WORK TO BE COMPLETED ::
Copy down the listing below exactly, please, including every line.

:::

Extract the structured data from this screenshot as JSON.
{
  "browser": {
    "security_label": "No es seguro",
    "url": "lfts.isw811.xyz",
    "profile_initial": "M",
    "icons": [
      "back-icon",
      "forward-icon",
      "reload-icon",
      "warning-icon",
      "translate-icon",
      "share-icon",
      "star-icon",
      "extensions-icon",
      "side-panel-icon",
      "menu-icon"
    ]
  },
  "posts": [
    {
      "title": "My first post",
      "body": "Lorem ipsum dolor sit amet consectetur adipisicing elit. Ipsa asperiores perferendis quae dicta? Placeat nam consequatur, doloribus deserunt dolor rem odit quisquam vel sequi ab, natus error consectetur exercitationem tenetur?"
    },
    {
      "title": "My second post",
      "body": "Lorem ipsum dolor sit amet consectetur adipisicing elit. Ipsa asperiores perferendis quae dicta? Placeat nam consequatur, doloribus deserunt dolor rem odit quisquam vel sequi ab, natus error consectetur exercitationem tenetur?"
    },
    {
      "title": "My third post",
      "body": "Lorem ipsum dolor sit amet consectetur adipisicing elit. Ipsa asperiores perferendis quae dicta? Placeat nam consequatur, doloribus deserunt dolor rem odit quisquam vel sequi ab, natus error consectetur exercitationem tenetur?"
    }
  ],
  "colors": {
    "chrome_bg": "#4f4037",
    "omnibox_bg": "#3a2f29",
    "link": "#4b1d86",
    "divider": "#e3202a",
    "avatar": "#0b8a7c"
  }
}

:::

ANSWER SPACE ::
Extract the structured data from this screenshot as JSON.
{
  "browser": {
    "security_label": "No es seguro",
    "url": "lfts.isw811.xyz",
    "profile_initial": "M",
    "icons": [
      "back-icon",
      "forward-icon",
      "reload-icon",
      "warning-icon",
      "translate-icon",
      "share-icon",
      "star-icon",
      "extensions-icon",
      "side-panel-icon",
      "menu-icon"
    ]
  },
  "posts": [
    {
      "title": "My first post",
      "body": "Lorem ipsum dolor sit amet consectetur adipisicing elit. Ipsa asperiores perferendis quae dicta? Placeat nam consequatur, doloribus deserunt dolor rem odit quisquam vel sequi ab, natus error consectetur exercitationem tenetur?"
    },
    {
      "title": "My second post",
      "body": "Lorem ipsum dolor sit amet consectetur adipisicing elit. Ipsa asperiores perferendis quae dicta? Placeat nam consequatur, doloribus deserunt dolor rem odit quisquam vel sequi ab, natus error consectetur exercitationem tenetur?"
    },
    {
      "title": "My third post",
      "body": "Lorem ipsum dolor sit amet consectetur adipisicing elit. Ipsa asperiores perferendis quae dicta? Placeat nam consequatur, doloribus deserunt dolor rem odit quisquam vel sequi ab, natus error consectetur exercitationem tenetur?"
    }
  ],
  "colors": {
    "chrome_bg": "#4f4037",
    "omnibox_bg": "#3a2f29",
    "link": "#4b1d86",
    "divider": "#e3202a",
    "avatar": "#0b8a7c"
  }
}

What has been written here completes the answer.